OK – another few sentences then. Image a Map (yeah – as in java.util.Map) into which you put data that you are going to be operating on. Imagine that this map is accessible from other JVMs, and that more and more JVMs can be transparently added as more and more processing power is required and available. Imagine further that you can tell these multiple JVMs how to configure themselves into one of many choices of cluster topology (based on what kind of operations you are principally going to apply to your data). Now while you’re at it, imagine a nice clean write-behind algorithm to gather up all your changes that have been made to the Map into suitable batch sizes and send them to an underlying persistence layer. Allow also for the possibility that both .NET and Java processes can use these Maps at the same time. And finally, if any of the JVMs fails, the cluster repairs itself. All this without complicating the programming model for the developer beyond the humble Map. That’s Coherence. I loved it.

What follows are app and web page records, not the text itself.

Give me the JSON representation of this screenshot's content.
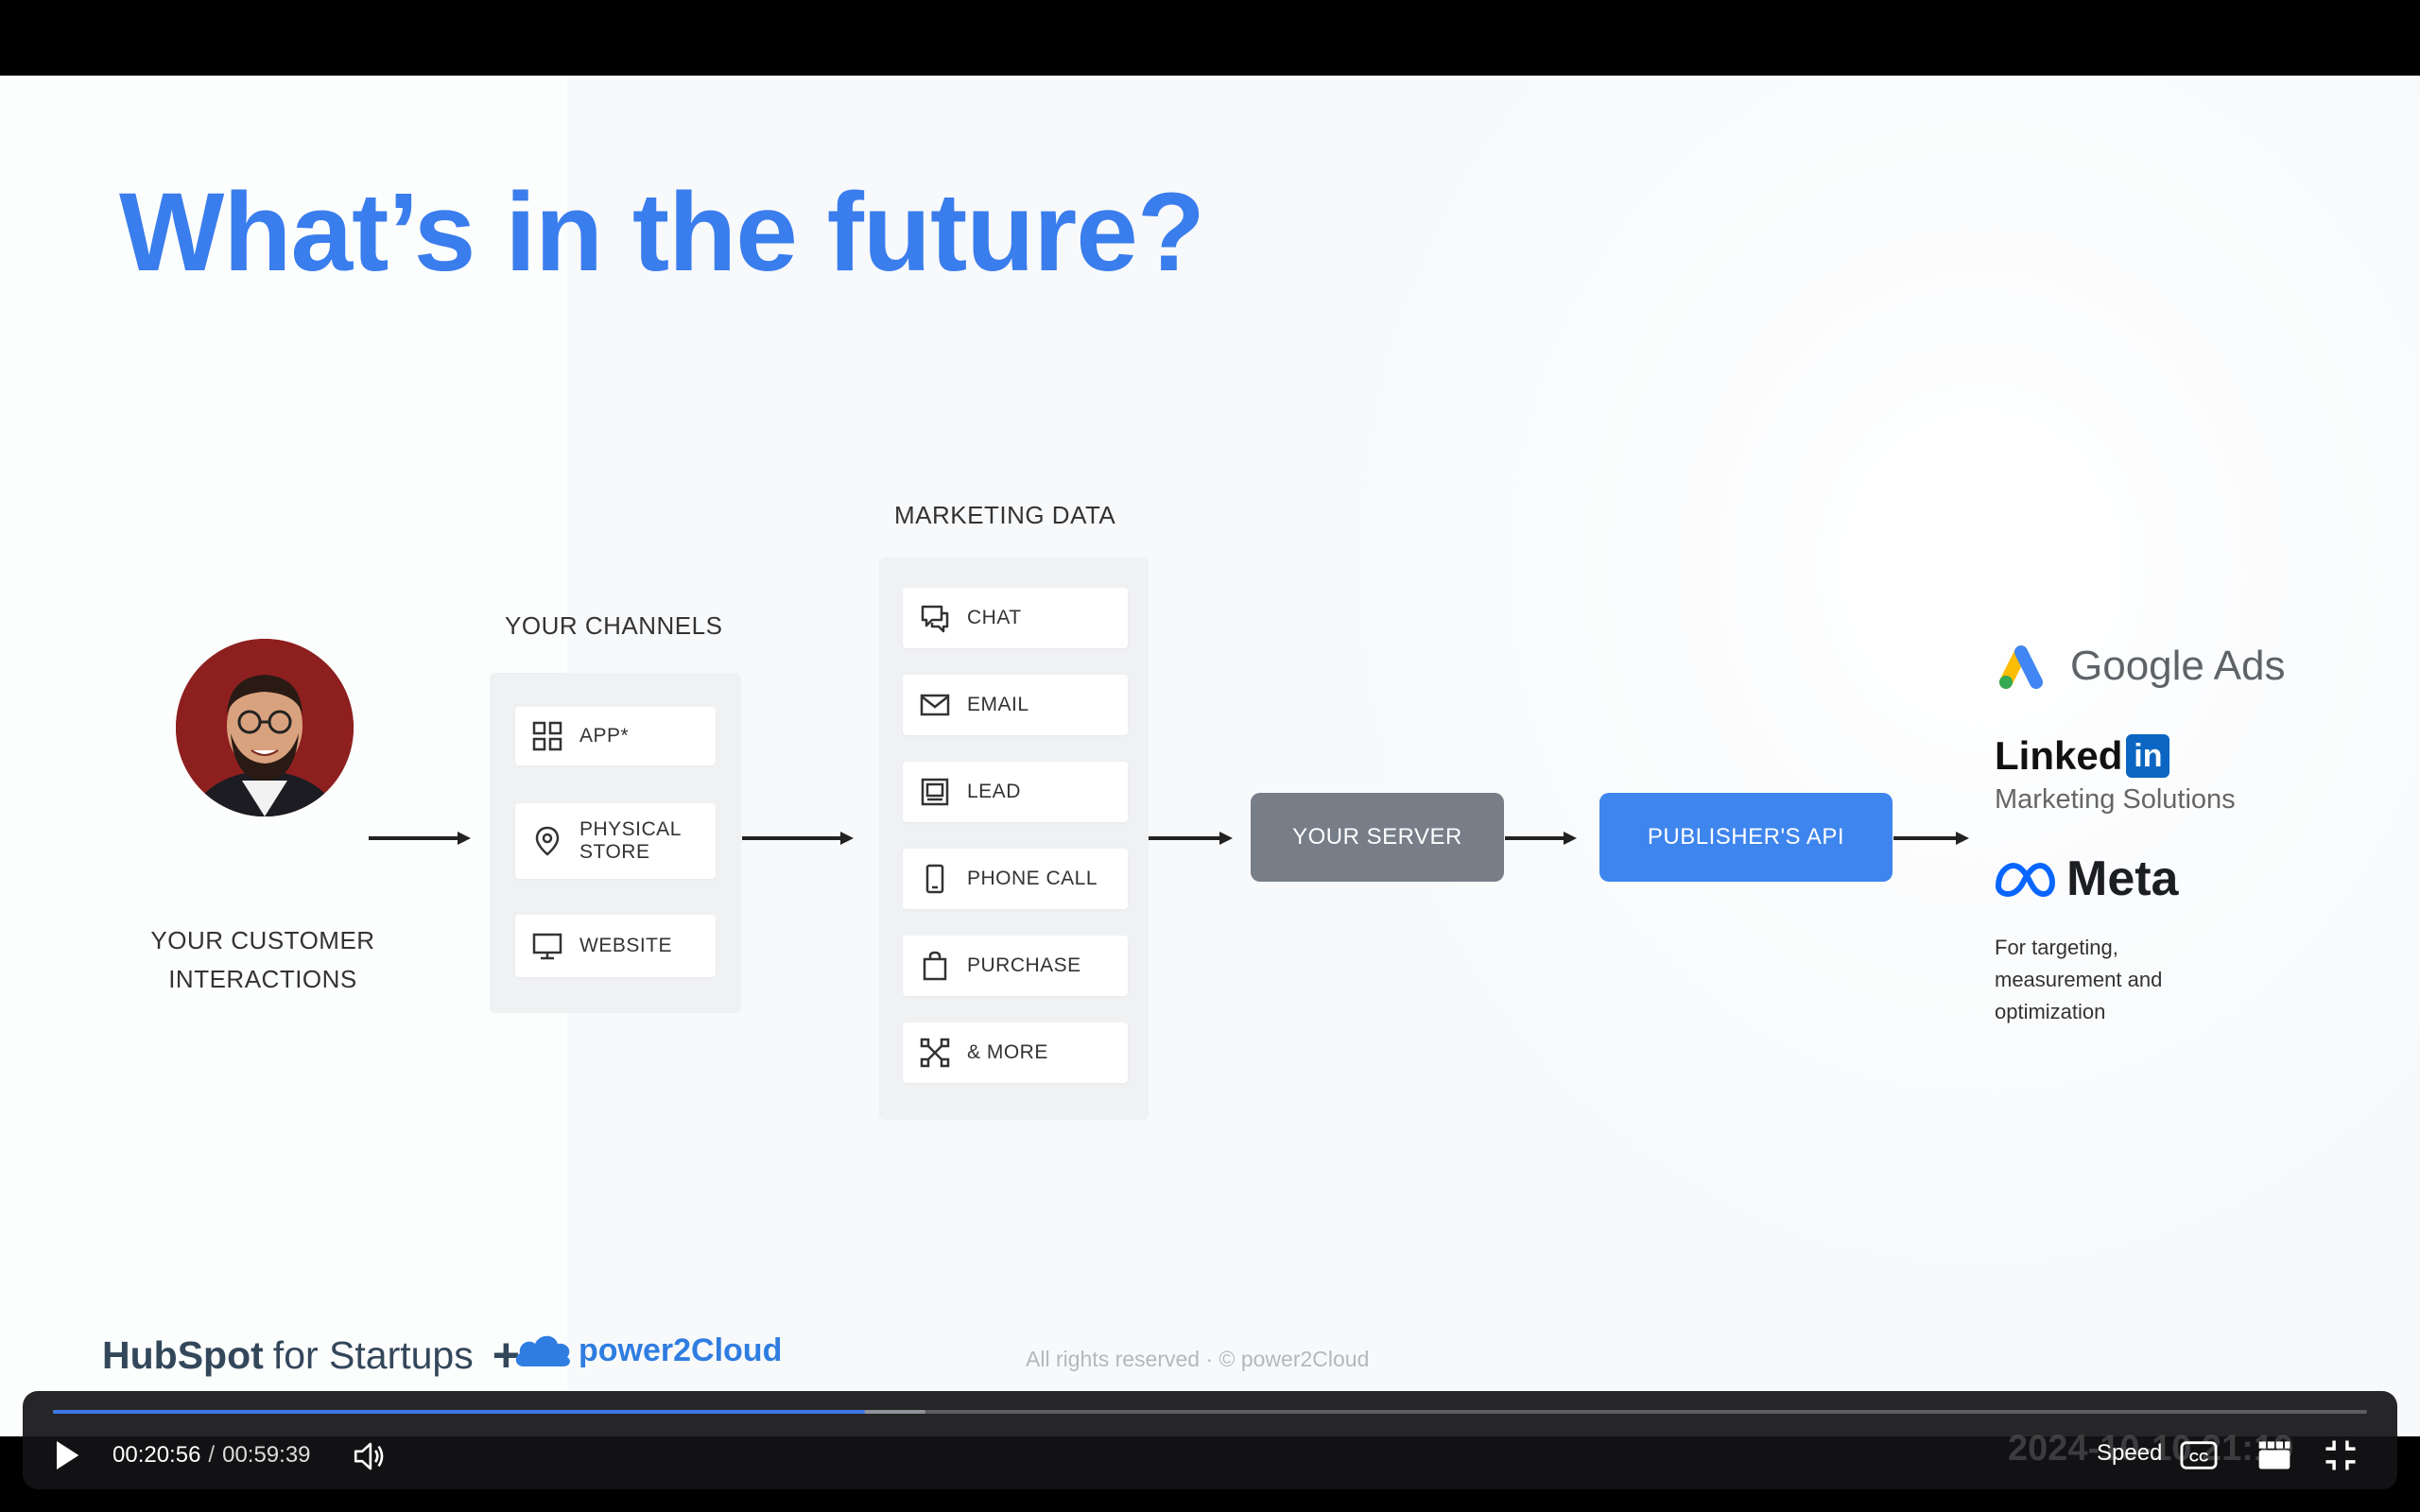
{
  "slide": {
    "title": "What’s in the future?",
    "customer_label": "YOUR CUSTOMER\nINTERACTIONS",
    "channels_heading": "YOUR CHANNELS",
    "channels": [
      {
        "icon": "grid-icon",
        "label": "APP*"
      },
      {
        "icon": "location-pin-icon",
        "label": "PHYSICAL\nSTORE"
      },
      {
        "icon": "monitor-icon",
        "label": "WEBSITE"
      }
    ],
    "marketing_heading": "MARKETING DATA",
    "marketing_items": [
      {
        "icon": "chat-icon",
        "label": "CHAT"
      },
      {
        "icon": "envelope-icon",
        "label": "EMAIL"
      },
      {
        "icon": "lead-form-icon",
        "label": "LEAD"
      },
      {
        "icon": "phone-icon",
        "label": "PHONE CALL"
      },
      {
        "icon": "shopping-bag-icon",
        "label": "PURCHASE"
      },
      {
        "icon": "network-icon",
        "label": "& MORE"
      }
    ],
    "server_label": "YOUR SERVER",
    "api_label": "PUBLISHER'S API",
    "destinations": {
      "google": "Google Ads",
      "linkedin_text": "Linked",
      "linkedin_badge": "in",
      "linkedin_sub": "Marketing Solutions",
      "meta": "Meta",
      "note": "For targeting, measurement and optimization"
    },
    "footer": {
      "hubspot_brand": "HubSpot",
      "hubspot_sub": "for Startups",
      "plus": "+",
      "partner": "power2Cloud",
      "copyright": "All rights reserved · © power2Cloud"
    }
  },
  "player": {
    "current_time": "00:20:56",
    "separator": "/",
    "duration": "00:59:39",
    "progress_fraction": 0.351,
    "buffered_fraction": 0.377,
    "speed_label": "Speed",
    "cc_label": "CC",
    "watermark": "2024-10-10 21:19",
    "colors": {
      "progress": "#3d78e6",
      "title": "#3a7ded",
      "api": "#3e85ee",
      "server": "#777e88"
    }
  }
}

At the start of the talk, the light was temporarily blocked out as the unmistakable figure of Aleks Seovic passed by and then sat down next to me. I reached up and tapped him on the knee. To avoid any confusion I hoisted up my name-badge for him to examine (my voice doesn’t carry that far). Recognition. Aleks came to Cork a few months back to give a Spring.NET course to a number of our developers. It was during that visit that we agreed to begin a sustainable collaboration between DSI and Spring.NET – DSI would dedicate resources towards the Spring.NET codebase. I took the opportunity to talk to him about where Spring.NET is going. But more on that tomorrow. (I also found out that Aleks’ company in Serbia was central to the development of Coherence Data Grid for .NET.)

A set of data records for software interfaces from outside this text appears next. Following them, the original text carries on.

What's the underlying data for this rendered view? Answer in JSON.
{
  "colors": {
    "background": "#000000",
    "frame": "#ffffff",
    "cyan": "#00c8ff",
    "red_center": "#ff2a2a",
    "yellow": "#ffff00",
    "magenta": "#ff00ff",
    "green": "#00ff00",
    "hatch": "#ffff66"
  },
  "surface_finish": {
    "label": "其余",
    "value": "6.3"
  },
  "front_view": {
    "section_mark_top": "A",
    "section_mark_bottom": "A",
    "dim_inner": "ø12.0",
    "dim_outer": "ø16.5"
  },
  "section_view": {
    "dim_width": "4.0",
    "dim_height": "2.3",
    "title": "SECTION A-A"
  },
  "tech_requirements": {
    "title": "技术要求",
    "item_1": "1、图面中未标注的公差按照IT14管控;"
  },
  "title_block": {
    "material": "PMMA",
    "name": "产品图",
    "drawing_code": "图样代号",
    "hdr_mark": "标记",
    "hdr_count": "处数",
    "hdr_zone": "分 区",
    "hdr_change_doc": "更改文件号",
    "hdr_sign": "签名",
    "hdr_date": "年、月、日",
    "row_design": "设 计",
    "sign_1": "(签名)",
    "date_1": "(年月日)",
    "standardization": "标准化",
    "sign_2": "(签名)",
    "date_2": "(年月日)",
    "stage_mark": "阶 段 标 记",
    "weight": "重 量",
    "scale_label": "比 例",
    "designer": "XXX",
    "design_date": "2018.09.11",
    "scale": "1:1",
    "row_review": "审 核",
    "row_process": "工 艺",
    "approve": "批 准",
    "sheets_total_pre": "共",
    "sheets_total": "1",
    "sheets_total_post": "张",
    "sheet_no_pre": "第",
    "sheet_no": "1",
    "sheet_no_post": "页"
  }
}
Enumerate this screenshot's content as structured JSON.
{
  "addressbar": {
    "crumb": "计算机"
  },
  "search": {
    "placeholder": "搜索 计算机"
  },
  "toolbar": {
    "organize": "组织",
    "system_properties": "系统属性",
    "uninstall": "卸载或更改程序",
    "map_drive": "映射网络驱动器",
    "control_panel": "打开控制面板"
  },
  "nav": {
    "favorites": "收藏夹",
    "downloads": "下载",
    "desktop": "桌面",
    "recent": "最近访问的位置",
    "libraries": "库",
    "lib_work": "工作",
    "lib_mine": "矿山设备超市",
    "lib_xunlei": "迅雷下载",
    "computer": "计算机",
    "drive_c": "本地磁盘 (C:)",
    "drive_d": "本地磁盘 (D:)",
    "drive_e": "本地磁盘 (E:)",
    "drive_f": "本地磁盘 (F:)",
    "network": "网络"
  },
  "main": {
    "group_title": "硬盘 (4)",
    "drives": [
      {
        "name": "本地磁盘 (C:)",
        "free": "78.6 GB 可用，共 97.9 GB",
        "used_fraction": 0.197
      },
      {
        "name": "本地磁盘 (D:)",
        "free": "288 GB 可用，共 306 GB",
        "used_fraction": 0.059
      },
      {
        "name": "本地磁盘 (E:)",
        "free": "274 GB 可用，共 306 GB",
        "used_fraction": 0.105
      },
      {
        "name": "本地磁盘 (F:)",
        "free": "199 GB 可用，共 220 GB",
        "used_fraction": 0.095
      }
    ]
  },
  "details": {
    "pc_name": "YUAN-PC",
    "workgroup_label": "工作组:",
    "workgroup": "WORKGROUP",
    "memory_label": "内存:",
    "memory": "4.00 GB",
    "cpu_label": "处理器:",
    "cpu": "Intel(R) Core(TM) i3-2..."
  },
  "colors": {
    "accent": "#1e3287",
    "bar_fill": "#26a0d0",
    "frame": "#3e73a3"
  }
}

And finally (is anyone still reading? I’m given up some beer time – Belgian beer at that – to get this written down!) my [tag]SpringOne[/tag] continued with…

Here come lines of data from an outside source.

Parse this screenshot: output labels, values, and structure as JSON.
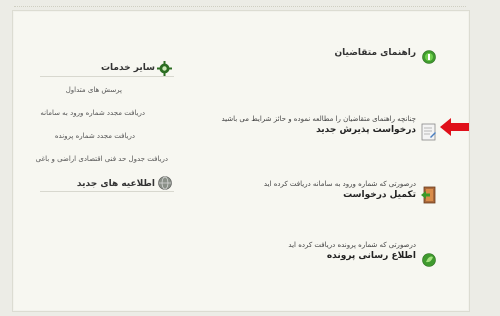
{
  "right_panel": {
    "guide_title": "راهنمای متقاضیان",
    "new_request": {
      "description": "چنانچه راهنمای متقاضیان را مطالعه نموده و حائز شرایط می باشید",
      "title": "درخواست پذیرش جدید"
    },
    "complete_request": {
      "description": "درصورتی که شماره ورود به سامانه دریافت کرده اید",
      "title": "تکمیل درخواست"
    },
    "notify_file": {
      "description": "درصورتی که شماره پرونده دریافت کرده اید",
      "title": "اطلاع رسانی پرونده"
    }
  },
  "left_panel": {
    "other_services_title": "سایر خدمات",
    "links": [
      "پرسش های متداول",
      "دریافت مجدد شماره ورود به سامانه",
      "دریافت مجدد شماره پرونده",
      "دریافت جدول حد فنی اقتصادی اراضی و باغی"
    ],
    "news_title": "اطلاعیه های جدید"
  },
  "icons": {
    "guide": "green-circle-icon",
    "new_request": "document-icon",
    "pointer": "red-arrow-icon",
    "complete": "door-exit-icon",
    "notify": "green-leaf-icon",
    "services": "green-gear-icon",
    "news": "gray-globe-icon"
  }
}
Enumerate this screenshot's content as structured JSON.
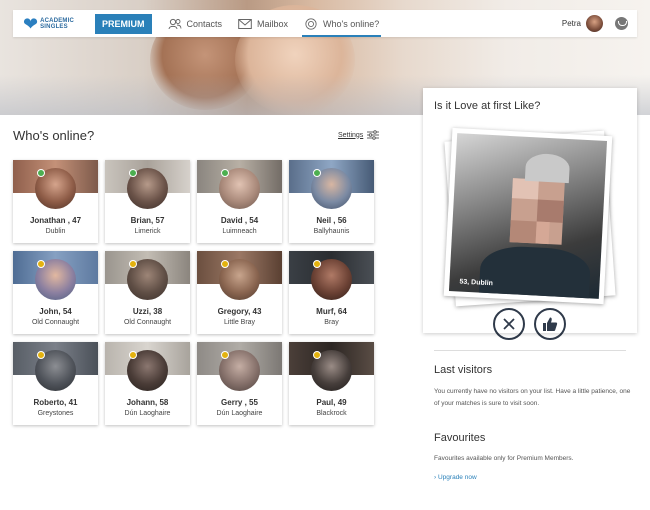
{
  "header": {
    "logo_line1": "ACADEMIC",
    "logo_line2": "SINGLES",
    "premium_label": "PREMIUM",
    "nav": [
      {
        "label": "Contacts",
        "icon": "contacts-icon"
      },
      {
        "label": "Mailbox",
        "icon": "mail-icon"
      },
      {
        "label": "Who's online?",
        "icon": "target-icon"
      }
    ],
    "user_name": "Petra"
  },
  "main": {
    "title": "Who's online?",
    "settings_label": "Settings",
    "profiles": [
      {
        "name": "Jonathan , 47",
        "city": "Dublin",
        "status": "online"
      },
      {
        "name": "Brian, 57",
        "city": "Limerick",
        "status": "online"
      },
      {
        "name": "David , 54",
        "city": "Luimneach",
        "status": "online"
      },
      {
        "name": "Neil , 56",
        "city": "Ballyhaunis",
        "status": "online"
      },
      {
        "name": "John, 54",
        "city": "Old Connaught",
        "status": "away"
      },
      {
        "name": "Uzzi, 38",
        "city": "Old Connaught",
        "status": "away"
      },
      {
        "name": "Gregory, 43",
        "city": "Little Bray",
        "status": "away"
      },
      {
        "name": "Murf, 64",
        "city": "Bray",
        "status": "away"
      },
      {
        "name": "Roberto, 41",
        "city": "Greystones",
        "status": "away"
      },
      {
        "name": "Johann, 58",
        "city": "Dún Laoghaire",
        "status": "away"
      },
      {
        "name": "Gerry , 55",
        "city": "Dún Laoghaire",
        "status": "away"
      },
      {
        "name": "Paul, 49",
        "city": "Blackrock",
        "status": "away"
      }
    ],
    "status_colors": {
      "online": "#4caf50",
      "away": "#e3b20f"
    }
  },
  "sidebar": {
    "love_title": "Is it Love at first Like?",
    "photo_label": "53, Dublin",
    "last_visitors_title": "Last visitors",
    "last_visitors_text": "You currently have no visitors on your list. Have a little patience, one of your matches is sure to visit soon.",
    "favourites_title": "Favourites",
    "favourites_text": "Favourites available only for Premium Members.",
    "upgrade_label": "Upgrade now"
  }
}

Pragmatic SOA. Substance not Hype.
Arjen Poutsma’s entertainingly cynical history of faltered attempts to reuse down the years, and treatment of the current state of the latest attempt, SOA, would have been worth the hour even if he had done just that: entertained. But he went a step further by making a clear and refreshing statement about SOA that I think is spot on.
He began by pointing out that SOA was the buzzword of 2006 most despised by engineers (pipping Web 2.0). How did we get here?
We got here, of course, as part of our long and worthy attempts to reuse. Arjen reminded the audience of recent (90’s onwards) developments towards this holy grail, from ActiveX to CORBA/EJB and on to SOA itself. He ridiculed the inflated complexity and competing versions of WS-* but tempered this with the observations that there is some value in some of these standards. The inevitable comparison between REST and SOAP was taken out and examined, and though Arjen seemed to be more favourably disposed towards REST, he refused to come down on one side or the other (to the annoyance of some of the audience I spoke to afterwards). Overused ESBs and all-powerful tools that are being sold to paper over cracked ideas have been another feature of recent times in the world of code reuse, according to Arjen.
And then, in the dying minutes, he explained why SOA is so despised by techies. Is is because it has nothing to do with us. It’s not about the technology.
SOA, says Arjen, is all about business, and about the soft skills of talking to the business experts, seeing the big picture, seeing the system in terms of other systems and other platforms. And then putting something together that serves that business – whatever the technology might be.
I found this quite insightful, and if I haven’t brought that across it because it’s too late now to go for a beer and I’m too cross for any more words.
Well, perhaps more tomorrow.